According to a January, 1915, news item, the disappointed farmer had an immense grave dug for the whale in a vacant lot at the outskirts of the city — the location of which is now unknown.
Eugeneans could breathe easier again — at least for a time.
But Fullerton, highly incensed by the university’s rejection of his whale, brooded for two years on how to gain revenge. Finally, he hit on the scheme of publishing a series of stinging charges in his Oregon Hornet — a four-page newspaper which sold for 25 cents an issue.
He used the publication to levy sensational — and libelous — charges against the university and some of its officials.

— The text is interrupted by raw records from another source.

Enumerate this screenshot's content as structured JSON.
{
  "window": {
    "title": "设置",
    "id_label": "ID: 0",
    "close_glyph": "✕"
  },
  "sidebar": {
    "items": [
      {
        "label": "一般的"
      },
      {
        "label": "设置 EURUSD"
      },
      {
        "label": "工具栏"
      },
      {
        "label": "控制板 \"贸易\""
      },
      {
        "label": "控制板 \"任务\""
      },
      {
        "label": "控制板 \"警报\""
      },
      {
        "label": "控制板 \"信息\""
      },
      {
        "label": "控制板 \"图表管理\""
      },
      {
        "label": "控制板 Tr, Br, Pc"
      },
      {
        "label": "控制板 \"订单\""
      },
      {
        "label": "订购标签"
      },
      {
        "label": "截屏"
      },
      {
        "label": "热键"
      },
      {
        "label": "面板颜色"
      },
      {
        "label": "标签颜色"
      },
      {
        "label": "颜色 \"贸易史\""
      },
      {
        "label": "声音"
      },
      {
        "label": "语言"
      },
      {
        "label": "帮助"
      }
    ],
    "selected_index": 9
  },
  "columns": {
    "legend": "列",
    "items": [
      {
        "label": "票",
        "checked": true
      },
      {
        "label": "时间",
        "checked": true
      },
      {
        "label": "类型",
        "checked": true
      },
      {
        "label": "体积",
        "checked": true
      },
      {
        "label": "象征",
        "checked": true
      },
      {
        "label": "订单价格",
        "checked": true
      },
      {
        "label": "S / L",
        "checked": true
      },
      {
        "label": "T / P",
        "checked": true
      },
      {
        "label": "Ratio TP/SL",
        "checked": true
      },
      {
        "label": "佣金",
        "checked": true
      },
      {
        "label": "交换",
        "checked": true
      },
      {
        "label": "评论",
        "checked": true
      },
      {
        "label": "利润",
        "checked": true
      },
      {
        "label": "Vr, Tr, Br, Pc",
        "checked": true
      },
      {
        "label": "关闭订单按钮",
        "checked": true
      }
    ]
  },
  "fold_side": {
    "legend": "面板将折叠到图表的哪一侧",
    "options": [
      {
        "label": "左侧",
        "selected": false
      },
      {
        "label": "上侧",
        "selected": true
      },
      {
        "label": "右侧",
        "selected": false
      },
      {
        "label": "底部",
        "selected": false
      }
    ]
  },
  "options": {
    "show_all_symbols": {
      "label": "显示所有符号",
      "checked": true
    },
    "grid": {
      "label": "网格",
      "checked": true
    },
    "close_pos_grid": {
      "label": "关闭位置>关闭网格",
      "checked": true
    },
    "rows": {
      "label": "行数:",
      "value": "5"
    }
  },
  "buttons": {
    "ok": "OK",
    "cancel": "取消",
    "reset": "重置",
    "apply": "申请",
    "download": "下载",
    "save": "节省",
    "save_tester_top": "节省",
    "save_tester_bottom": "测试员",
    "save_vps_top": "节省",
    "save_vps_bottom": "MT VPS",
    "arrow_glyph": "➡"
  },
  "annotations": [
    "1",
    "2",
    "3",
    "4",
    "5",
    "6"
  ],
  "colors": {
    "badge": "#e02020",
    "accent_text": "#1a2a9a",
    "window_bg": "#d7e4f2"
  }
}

It was in his second issue — June, 1917 — that the publisher openly invited a libel action. In what he labeled an “open letter to President (Prince Lucien) Campbell,” he wrote:
“As you are aware, I wrote you that you are a liar. I am prepared to go on the stand and swear to it… You have stood in with graft at the university that has robbed the taxpayers of thousands of dollars.”
As each issue of the Hornet rolled off the press, charges became more drastic. In mid-summer of 1917, Fullerton received a warning from U.S. Atty. Clarence Reames of Portland that the newspaper was inflammatory. Reames even had one issue barred from the mails.
But this didn’t deter the publisher-farmer in the least. By November 1917, the Hornet was charging that President Campbell had turned the university into a “hotbed of Germans.”
Finally, university and state officials, unable to remain patient any longer, testified before a Lane County Grand Jury. On Feb. 20, 1919, Fullerton was indicted on five counts of criminal libel.
After a week-long trial filled with sensational testimony, none of which Fullerton could substantiate, a jury found the defendant guilty of criminal libel — possibly the only time in the county’s history a person has been convicted on this charge.
On March 9, 1919, Fullerton was sentenced by Judge G. F. Skipworth, a tall solemn man who didn’t tolerate any foolishness in his courtroom.
“I sentence you to one year in jail,” Skipworth said, “one month to be served, and the other 11 months to be suspended on good behavior.”
In passing [… unreadable…] said he was exercising some leniency because of Fullerton’s age and “evident ill health.” The old man, head partly bowed and tears in his eyes, promised he would discontinue publication of the Hornet.
Although court officials were glad to see the Fullerton trial concluded they agreed it had been one whale of a case.